The first was about a ‘domino donation’ of kidneys that depended on one altruistic Australian donor to start off the synchronised transplants. This heartwarming chain of organ donations was Australia’s first such venture, echoing a similar 12-patient procedure at Johns Hopkins Hospital in Baltimore, USA, in February 2009. The story can be read here:
The second reason to revisit my post was a report of a sharp increase in patients who return home from surgery with hidden cargo — surgical instruments secreted in their innards that turn them into medical ‘mules’. My hope was that Mark (@Colvinius on Twitter) would return to his nightly news program unencumbered by such unintended donations. Patients who feel sufficiently cut up about it are demanding metal detectors at hospital exits.
Back on 3 March 2013 I read this ABC blog about Mark’s operation:
and hopped onto WordPress to report that something pretty momentous had happened in ABC Radioland. On ABC 774 Radio’s ‘Drive’ program that day, Erin Mathews blogged:
“You know Mark Colvin as the legendary presenter of ABC Radio’s current affairs program, PM. You may also know his authoritative social media voice as the prolific tweeter @Colvinius.
“What you might not know is that the ABC journalist has battled severe illness since 1994, when he was a foreign correspondent covering the Rwandan refugee crisis. For years he’s lived with deteriorating kidney function, bound to regular dialysis – until now. Thanks to a living donor and very generous friend, Mark has received a life-saving kidney transplant. Speaking from his hospital bed, he shared his story with Rafael Epstein.
Mark Colvin’s transplant operation was the subject of a Four Corners documentary on Monday, 8 April on ABC TV1 at 8.30pm.
Hear in this remarkably frank interview how Colvin arrived at the difficult decision to accept a kidney from a living donor: http://blogs.abc.net.au/files/mark-colvin-iv.mp3o
Personally, as a blood donor past the 110 mark (donations, that is, not age) I consider it the best type of investment anyone could ever make. For less than an hour four times a year you get a health check, a chance to lean back and meditate or read a magazine, choose a free lunch and feel pretty good that three more recipients of that magic fluid would not be alive without it.
I heard with astonishment Mark Colvin’s statement that the average wait for a donated kidney was seven years — and that he would not have survived the wait. Nowhere near.
It just shows how muddled our thinking is when most people accept blood donations and applaud the donors yet find it hard to consider the recycling of organs. Nearly everyone on earth has two kidneys and a good number of those tiny miracles will still be in working order at their owners’ inevitable demise.
Why are so few doing as Mark, and presumably thousands before him, have suggested: talking with their loved ones about donating their kidneys or anything that works?
Rational and compassionate people see the value of holding a family conference to formulate a decision that will be binding on all of them. The earlier this is done, the easier it is. The last thing a patient hoping to go home soon wants to hear is ‘What shall we do about your organs?’ And that is half the problem, so do it early if you’re going to do it at all.

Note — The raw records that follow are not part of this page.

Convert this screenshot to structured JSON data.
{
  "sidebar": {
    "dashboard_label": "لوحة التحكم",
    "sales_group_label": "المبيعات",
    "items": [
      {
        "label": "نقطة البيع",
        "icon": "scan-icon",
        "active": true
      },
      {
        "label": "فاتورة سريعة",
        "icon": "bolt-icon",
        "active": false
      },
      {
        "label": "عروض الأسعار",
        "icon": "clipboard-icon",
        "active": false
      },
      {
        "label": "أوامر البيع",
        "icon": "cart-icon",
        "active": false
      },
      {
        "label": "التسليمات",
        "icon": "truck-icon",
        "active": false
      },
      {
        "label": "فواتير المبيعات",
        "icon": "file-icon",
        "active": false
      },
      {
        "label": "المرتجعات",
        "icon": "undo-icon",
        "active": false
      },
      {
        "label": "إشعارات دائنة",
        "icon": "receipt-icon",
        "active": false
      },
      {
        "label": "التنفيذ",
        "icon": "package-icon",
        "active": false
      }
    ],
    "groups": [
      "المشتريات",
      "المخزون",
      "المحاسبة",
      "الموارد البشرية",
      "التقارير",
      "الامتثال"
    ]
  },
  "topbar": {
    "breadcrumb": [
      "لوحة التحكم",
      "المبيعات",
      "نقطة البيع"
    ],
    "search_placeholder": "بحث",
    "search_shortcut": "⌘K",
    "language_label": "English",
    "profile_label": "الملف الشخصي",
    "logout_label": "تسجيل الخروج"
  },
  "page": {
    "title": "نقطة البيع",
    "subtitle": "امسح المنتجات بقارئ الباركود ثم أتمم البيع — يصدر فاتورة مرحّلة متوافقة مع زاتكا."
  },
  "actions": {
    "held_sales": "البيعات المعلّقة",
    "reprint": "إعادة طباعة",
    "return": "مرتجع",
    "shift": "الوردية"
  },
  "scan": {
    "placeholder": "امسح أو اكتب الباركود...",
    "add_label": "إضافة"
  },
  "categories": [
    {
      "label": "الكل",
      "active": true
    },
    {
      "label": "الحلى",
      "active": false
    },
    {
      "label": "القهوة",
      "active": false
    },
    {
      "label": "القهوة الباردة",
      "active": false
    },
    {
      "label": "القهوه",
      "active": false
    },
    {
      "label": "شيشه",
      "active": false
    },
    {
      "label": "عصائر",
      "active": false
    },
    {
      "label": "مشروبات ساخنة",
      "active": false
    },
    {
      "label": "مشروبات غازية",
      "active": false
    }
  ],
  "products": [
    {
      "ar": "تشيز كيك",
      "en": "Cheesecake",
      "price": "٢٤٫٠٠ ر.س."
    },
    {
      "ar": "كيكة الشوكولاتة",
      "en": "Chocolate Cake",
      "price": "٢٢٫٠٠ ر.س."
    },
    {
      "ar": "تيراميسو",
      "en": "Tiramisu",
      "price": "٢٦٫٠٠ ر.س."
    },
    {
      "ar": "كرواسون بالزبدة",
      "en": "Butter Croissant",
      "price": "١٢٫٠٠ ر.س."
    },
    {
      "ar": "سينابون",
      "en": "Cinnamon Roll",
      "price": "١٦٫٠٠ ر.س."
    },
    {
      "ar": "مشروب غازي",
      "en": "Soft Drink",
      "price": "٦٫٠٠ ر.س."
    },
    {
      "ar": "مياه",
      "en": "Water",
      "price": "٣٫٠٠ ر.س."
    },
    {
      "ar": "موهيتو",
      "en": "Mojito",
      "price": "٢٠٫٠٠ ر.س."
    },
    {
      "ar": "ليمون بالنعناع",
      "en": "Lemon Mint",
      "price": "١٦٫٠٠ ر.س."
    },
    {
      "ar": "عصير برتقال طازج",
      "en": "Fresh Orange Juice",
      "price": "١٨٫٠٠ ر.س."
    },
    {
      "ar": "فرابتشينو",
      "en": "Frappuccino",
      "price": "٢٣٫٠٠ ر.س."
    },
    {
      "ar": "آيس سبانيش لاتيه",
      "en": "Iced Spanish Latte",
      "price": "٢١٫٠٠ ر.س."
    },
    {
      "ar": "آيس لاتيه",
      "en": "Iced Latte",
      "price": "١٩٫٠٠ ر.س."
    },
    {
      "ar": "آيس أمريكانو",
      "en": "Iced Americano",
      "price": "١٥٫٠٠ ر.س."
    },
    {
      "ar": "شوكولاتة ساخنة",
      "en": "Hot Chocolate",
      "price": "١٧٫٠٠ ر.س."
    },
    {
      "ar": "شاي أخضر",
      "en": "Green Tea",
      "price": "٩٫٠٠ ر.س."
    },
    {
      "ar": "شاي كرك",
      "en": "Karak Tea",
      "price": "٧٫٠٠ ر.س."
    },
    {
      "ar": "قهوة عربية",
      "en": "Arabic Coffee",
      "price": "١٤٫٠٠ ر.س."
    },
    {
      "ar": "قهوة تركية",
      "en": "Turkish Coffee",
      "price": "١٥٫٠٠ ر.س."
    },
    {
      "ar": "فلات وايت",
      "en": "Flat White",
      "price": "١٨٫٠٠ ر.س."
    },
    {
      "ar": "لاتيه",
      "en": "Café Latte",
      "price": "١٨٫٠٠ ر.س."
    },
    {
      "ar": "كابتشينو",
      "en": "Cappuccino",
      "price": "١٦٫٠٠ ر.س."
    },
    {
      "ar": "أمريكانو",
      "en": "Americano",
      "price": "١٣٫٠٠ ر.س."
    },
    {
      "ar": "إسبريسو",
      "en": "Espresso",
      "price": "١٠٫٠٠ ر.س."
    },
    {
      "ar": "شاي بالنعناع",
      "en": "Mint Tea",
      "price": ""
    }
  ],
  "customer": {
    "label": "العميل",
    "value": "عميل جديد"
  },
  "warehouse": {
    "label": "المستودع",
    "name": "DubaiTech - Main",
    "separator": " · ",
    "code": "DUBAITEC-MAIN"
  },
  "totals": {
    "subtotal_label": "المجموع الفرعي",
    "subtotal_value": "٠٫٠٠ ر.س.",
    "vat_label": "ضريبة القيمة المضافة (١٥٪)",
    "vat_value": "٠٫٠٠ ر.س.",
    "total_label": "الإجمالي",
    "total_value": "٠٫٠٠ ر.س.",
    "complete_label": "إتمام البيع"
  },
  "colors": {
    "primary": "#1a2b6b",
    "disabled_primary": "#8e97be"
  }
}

I cannot imagine the disappointment of a person on dialysis who is being prepared to receive a life-saving kidney when the approval took too long. A family’s lack of preparation for that sadly necessary conversation with the surgeons after a person’s death is often the only reason that an organ cannot be used, despite the deceased person’s own intention. The decision has to be made quickly, before the organ deteriorates.
It would be some indication of human progress if we could swap the current celebrity cachet of having had a convict in one’s pedigree (I don’t, so I’m boring) for the pride of being related to an organ donor. For what it’s worth, those of my relatives who will, I hope, outlive me already know they have that opportunity.
Medical science moves on, and oh sure, there’s a fibreglass leg, a titanium hip or two, a few false teeth and the odd metal pin around our (bionically) extended family, but it’s a wondrous fact that when it comes to a matter of life and death, one little kidney can trump the lot. Go on — sign up and get a life.